According to a message sent to NPR's staff, the organization aims to reduce its number of employees by about 10 percent. There are currently 840 staffers. The board says it has a plan to balance NPR's budget in fiscal year 2015.
The Ig Nobel awards celebrate work that makes people think and laugh. Among this year's other winners are researchers who discovered that if a cow lies down it will likely soon stand up.
There's no evidence that it appeals to voters, but a pair of politicians gave the cameras an upthrust middle finger this week. The German candidate tweeted a defense of his gesture, saying: "Straight talk doesn't always need words."

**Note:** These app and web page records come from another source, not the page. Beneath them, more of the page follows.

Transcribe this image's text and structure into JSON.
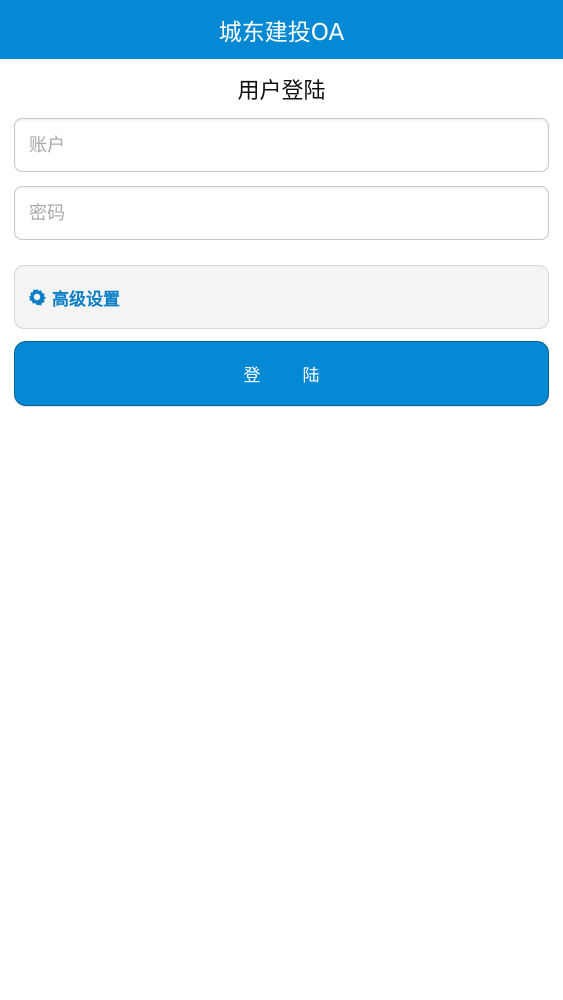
{
  "header": {
    "title": "城东建投OA"
  },
  "login": {
    "title": "用户登陆",
    "account_placeholder": "账户",
    "password_placeholder": "密码",
    "advanced_label": "高级设置",
    "advanced_icon": "gear-icon",
    "submit_label": "登陆"
  },
  "colors": {
    "accent": "#0689d4",
    "link": "#0a7fc6",
    "panel_bg": "#f4f4f5"
  }
}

SIFIs are companies whose demise could threaten the greater economy. Under Dodd-Frank, they are subjected to stricter regulatory monitoring than their smaller, less systemically important counterparts. Any bank holding company in the U.S. with at least $50 billion in assets is automatically a SIFI. Currently, 36 U.S. and foreign banks are on the list.

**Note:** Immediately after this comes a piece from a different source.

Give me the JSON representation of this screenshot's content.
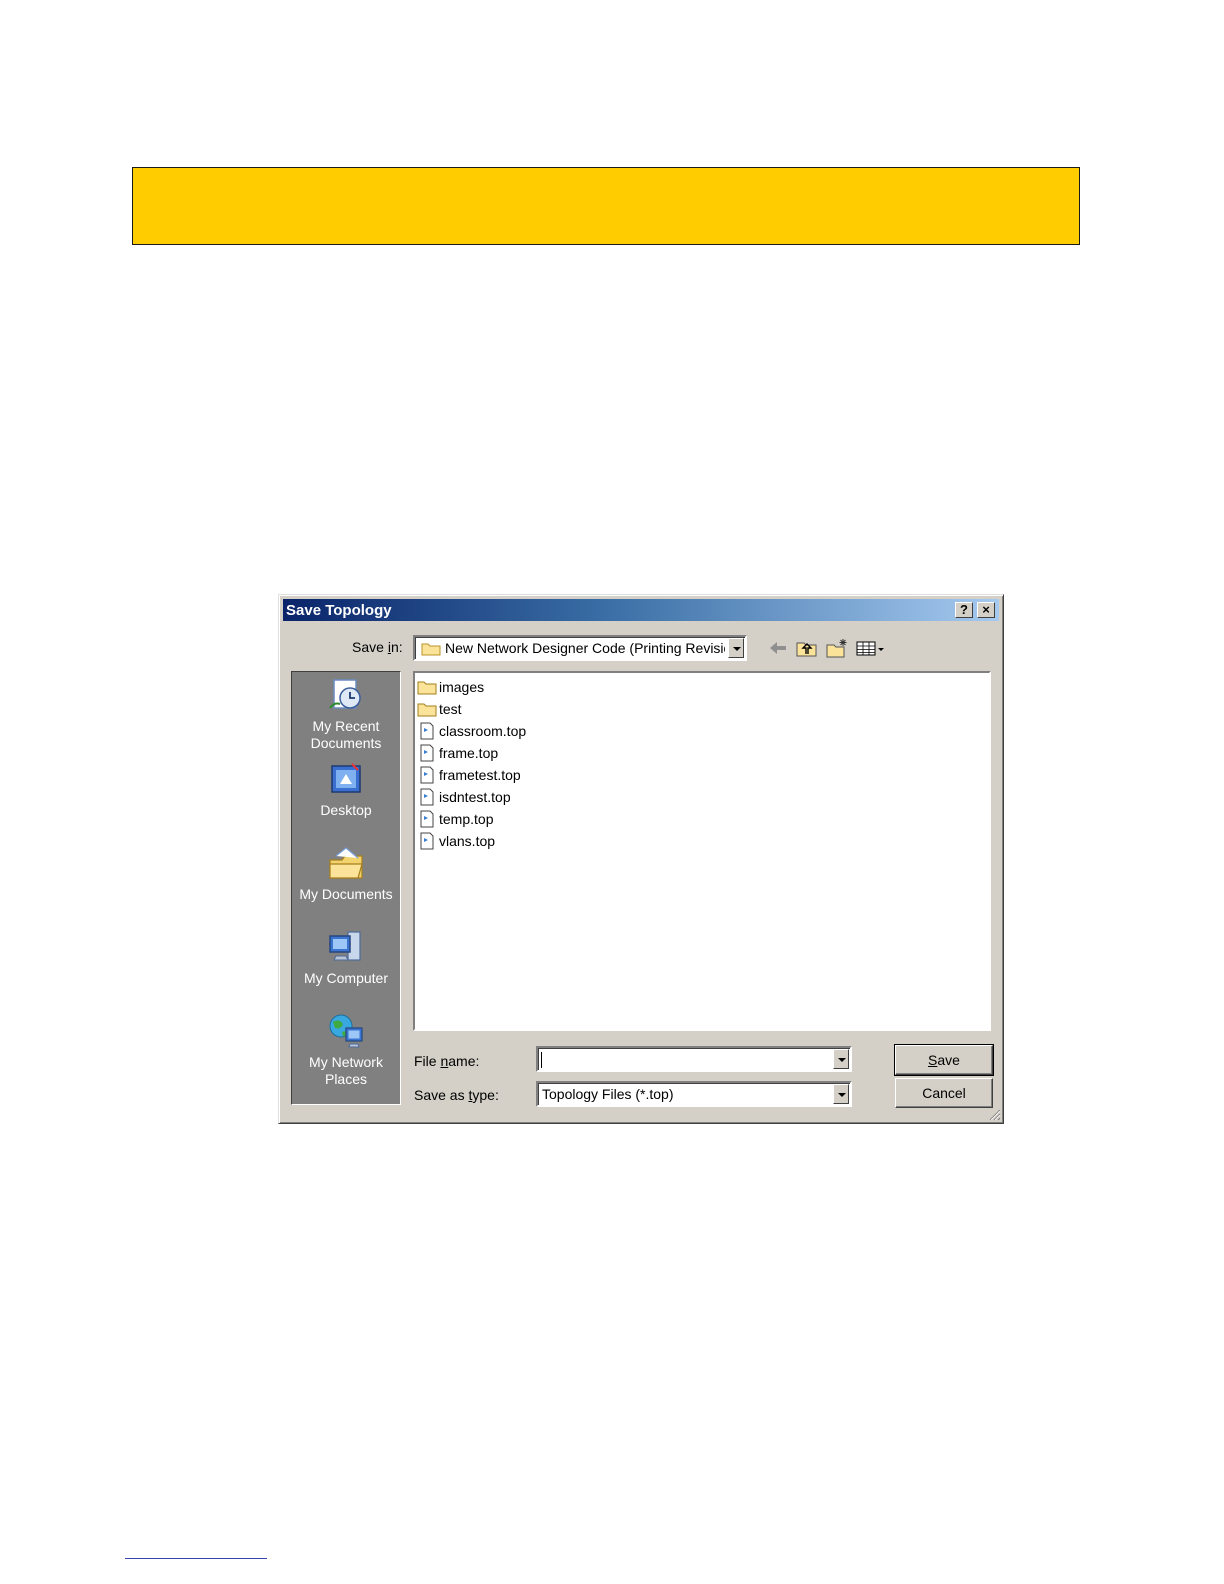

But Dodd-Frank also created the Financial Risk Oversight Council, tasked with identifying emerging threats to the economy and designating nonbank financial companies that are too big to fail. General Electric Capital and American International Group, the giant insurer that was bailed out a day after Lehman Brothers failed, were added to the list in July. In addition, FSOC has named eight financial market utilities, such as companies that are clearing houses for securities transactions, as SIFIs.
Want to know who made the too-big-to-fail list? Read below:

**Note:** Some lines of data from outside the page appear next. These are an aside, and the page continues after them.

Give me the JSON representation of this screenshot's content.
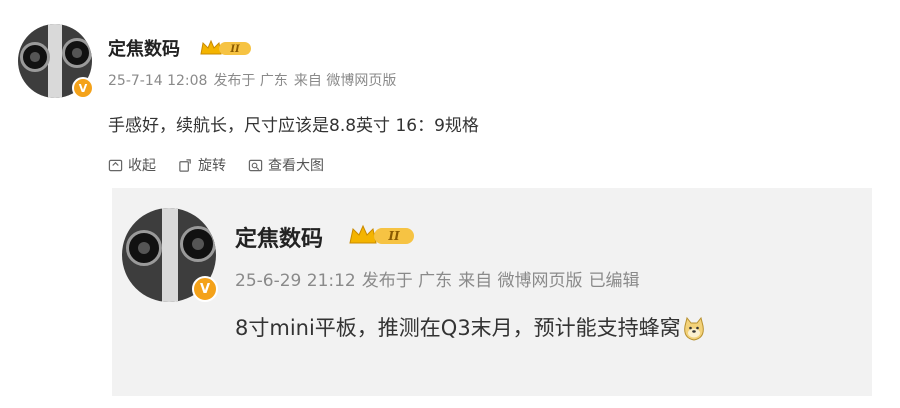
{
  "post": {
    "author": "定焦数码",
    "timestamp": "25-7-14 12:08",
    "location": "发布于 广东",
    "source": "来自 微博网页版",
    "content": "手感好，续航长，尺寸应该是8.8英寸 16：9规格",
    "actions": [
      {
        "label": "收起",
        "icon": "collapse-icon"
      },
      {
        "label": "旋转",
        "icon": "rotate-icon"
      },
      {
        "label": "查看大图",
        "icon": "view-image-icon"
      }
    ]
  },
  "repost": {
    "author": "定焦数码",
    "timestamp": "25-6-29 21:12",
    "location": "发布于 广东",
    "source": "来自 微博网页版",
    "edited": "已编辑",
    "content": "8寸mini平板，推测在Q3末月，预计能支持蜂窝"
  },
  "badges": {
    "verified": "V",
    "level": "II"
  },
  "colors": {
    "accent": "#f4a21a",
    "meta": "#8a8a8a",
    "repost_bg": "#f2f2f2"
  }
}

Bank Holding Companies (by asset size*):
Bank of America
Bank of New York Mellon
HSBC North America
PNC Financial Services
Capital One Finance
RBS Citizens Financial
Santander Holdings USA
NonBank Financial Companies:
General Electric Capital
Metlife (in the designation process)
Prudential Financial (in the designation process)
Financial Market Utilities:
Clearing House Payments
CLS Bank International
Chicago mercantile Exchange
Fixed Income Clearing
ICE Clear Credit
National Securities Clearing
Options Clearing Corporation
*as of June 30, 2013
Sources: Federal Reserve, Treasury Department
And here, in turn, are the number of banks that have failed in the last five years.
Lehman's Legacy: A TimelineFollow the key events before and after the Lehman Brothers collapse, and see how the financial crisis unfolded. Follow the timeline
People of the Jewish faith are seeking atonement during Yom Kippur, but one congregation is giving the holiday a new twist. Members are using social media to tweet for forgiveness. Host Michel Martin speaks with Cantor Debbi Ballard to find out how the process works.
Many Americans are now living longer, but one group is being left behind. The average life expectancy for white women who dropped out of high school is shorter than it was two decades ago. Host Michel Martin finds out more from Monica Potts, a journalist at The American Prospect.
It's been 75 years since the U.S. instituted a federal minimum wage, but the debate is as hot as ever. Host Michel Martin speaks with Brian Parker, owner of a Detroit-area fast food restaurant, who's decided to pay his employees double the minimum wage. Also joining them is NPR's business editor Marilyn Geewax.